Uruguayan director Pablo Stoll’s 3 is an extremely difficult film to get a handle on. Its official website describes it as “a comedy about three people condemned to the same, absurd fate: being a family,” but for much of its runtime the movie threatens to erupt into a Haneke-esque thriller. Seemingly mundane scenes in the lives of divorced couple Graciela (Sara Bessio) and Rodolfo (Humberto de Vargas), as well as their teenage daughter Ana (Anaclara Ferreyra Palfy) unfold in environments that seem strangely lit, often pulsing with an unsettling sterility, punctuated with a horror movie sound design that alternates between pop songs and industrial noise. Stoll’s formal approach seems to undermine the relatively banal action onscreen, constantly suggesting an imminent outbreak of violence. Yet when the film reaches its end, it reveals itself to be a family drama in the Cassavetes vein, in which relations are maintained equally by love and bitter tension. In this context, however, Stoll’s unsettling effects come off as cheap devices used to heighten suspense and distract from the imbalance of the scenario, whose characters are sometimes believable and sometimes compelling, but rarely pull off the feat of being both at once.

Similarly baffling, but also more enjoyable, is Sébastien Betbeder’s Nights With Theodore. A love story that doubles as a fictionalized essay on its principal location, the Buttes Chaumont Park in Paris, Nights splits the difference between a discursive meditation on a public space and a random sampling of pages from a Byronic adolescent’s diary. The film begins with a history of the park, hinting at some kind of supernatural element, before segueing into a love story between Beautiful French People.
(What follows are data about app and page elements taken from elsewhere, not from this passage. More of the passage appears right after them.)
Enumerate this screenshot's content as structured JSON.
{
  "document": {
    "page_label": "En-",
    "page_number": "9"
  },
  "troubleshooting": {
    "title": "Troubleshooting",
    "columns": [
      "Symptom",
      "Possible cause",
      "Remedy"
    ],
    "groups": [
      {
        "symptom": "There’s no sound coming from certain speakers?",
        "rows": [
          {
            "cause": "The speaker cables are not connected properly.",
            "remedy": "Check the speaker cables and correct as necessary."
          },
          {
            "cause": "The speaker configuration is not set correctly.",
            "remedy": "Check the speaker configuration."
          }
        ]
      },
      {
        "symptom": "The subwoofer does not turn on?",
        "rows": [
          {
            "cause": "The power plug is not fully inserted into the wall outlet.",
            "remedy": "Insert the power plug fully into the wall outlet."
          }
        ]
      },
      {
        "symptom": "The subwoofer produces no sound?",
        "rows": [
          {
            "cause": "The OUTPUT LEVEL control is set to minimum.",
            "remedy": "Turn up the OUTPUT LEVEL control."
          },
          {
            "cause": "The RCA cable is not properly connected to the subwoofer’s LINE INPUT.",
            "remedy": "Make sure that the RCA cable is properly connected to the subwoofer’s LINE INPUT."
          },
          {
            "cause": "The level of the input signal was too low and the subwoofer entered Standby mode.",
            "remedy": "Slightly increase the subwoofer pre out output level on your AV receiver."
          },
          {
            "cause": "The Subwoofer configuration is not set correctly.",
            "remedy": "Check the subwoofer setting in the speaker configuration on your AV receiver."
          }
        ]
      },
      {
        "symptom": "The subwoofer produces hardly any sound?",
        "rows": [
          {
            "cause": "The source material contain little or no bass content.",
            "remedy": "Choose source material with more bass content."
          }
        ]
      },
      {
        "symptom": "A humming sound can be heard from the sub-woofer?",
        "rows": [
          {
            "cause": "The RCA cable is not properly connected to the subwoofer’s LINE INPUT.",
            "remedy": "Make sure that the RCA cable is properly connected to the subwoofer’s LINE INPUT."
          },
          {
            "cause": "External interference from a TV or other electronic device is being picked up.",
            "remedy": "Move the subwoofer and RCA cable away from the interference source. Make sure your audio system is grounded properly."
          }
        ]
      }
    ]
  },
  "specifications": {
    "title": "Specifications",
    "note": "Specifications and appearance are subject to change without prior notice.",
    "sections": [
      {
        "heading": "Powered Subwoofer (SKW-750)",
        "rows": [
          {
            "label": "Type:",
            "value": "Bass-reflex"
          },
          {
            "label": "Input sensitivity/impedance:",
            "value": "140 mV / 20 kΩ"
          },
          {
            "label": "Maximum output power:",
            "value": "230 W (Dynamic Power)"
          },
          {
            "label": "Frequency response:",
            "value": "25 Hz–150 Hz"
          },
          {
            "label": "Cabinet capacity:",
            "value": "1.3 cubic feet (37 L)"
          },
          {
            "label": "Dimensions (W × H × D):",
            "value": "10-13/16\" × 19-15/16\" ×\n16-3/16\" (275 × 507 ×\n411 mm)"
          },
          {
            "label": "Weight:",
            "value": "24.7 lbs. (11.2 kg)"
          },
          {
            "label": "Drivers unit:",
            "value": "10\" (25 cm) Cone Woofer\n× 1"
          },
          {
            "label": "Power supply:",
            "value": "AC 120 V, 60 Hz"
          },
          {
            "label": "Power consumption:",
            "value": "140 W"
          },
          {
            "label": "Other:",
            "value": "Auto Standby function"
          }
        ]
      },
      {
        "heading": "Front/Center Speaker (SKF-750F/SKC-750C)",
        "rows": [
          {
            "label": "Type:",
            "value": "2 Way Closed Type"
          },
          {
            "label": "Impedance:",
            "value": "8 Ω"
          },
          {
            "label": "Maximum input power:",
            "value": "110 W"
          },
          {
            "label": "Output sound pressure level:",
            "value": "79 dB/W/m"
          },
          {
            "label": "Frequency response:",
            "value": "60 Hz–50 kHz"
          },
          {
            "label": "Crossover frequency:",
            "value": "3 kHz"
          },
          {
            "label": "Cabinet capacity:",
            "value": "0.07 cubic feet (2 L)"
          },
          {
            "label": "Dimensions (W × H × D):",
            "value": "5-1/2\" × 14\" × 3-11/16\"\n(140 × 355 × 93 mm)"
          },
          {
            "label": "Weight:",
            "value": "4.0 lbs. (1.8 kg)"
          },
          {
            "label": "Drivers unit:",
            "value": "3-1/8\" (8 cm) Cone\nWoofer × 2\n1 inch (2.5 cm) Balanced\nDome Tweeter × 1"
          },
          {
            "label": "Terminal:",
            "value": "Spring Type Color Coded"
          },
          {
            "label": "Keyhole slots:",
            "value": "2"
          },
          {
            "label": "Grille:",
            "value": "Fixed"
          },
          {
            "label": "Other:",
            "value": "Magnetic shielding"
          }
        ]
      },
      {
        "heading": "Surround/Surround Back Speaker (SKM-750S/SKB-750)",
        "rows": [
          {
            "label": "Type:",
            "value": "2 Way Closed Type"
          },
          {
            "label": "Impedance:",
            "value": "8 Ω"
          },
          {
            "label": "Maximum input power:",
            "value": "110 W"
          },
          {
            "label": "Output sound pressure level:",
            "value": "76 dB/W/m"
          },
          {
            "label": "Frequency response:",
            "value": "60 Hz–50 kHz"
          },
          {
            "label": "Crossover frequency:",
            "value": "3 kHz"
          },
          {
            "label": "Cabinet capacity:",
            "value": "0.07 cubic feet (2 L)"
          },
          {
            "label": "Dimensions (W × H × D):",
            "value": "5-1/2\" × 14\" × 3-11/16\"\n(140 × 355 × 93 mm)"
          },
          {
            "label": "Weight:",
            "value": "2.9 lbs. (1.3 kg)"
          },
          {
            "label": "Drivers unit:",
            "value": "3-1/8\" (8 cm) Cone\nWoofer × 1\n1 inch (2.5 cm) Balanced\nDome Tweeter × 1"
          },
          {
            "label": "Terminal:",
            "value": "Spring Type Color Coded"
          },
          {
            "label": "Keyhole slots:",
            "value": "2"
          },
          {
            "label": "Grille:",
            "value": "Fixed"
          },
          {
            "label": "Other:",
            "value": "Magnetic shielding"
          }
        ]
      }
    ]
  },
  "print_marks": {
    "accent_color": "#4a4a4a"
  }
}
Devotees of BFP romance will find plenty to love in the film’s 67 minutes, but those expecting a richer integration of the essay film elements may be disappointed. Nights fitfully finds ways to deploy documentary footage, archival and current, to impressive effect, but often these aspects seem like window dressing for a charming but slight narrative that doesn’t have much idea where to go beyond its basic premise. The movie’s stylistic quirks begin to feel like empty posturing, its occult trappings and too-hip soundtrack failing to cohere into any kind of whole. Still, with such a short runtime the film’s shortcomings don’t feel quite as crippling as they might. Nights With Theodore might not hang together as a whole, but it suggests that Betbeder may be a talent to watch in the future, provided he learns to flesh out his inspired concepts more thoroughly.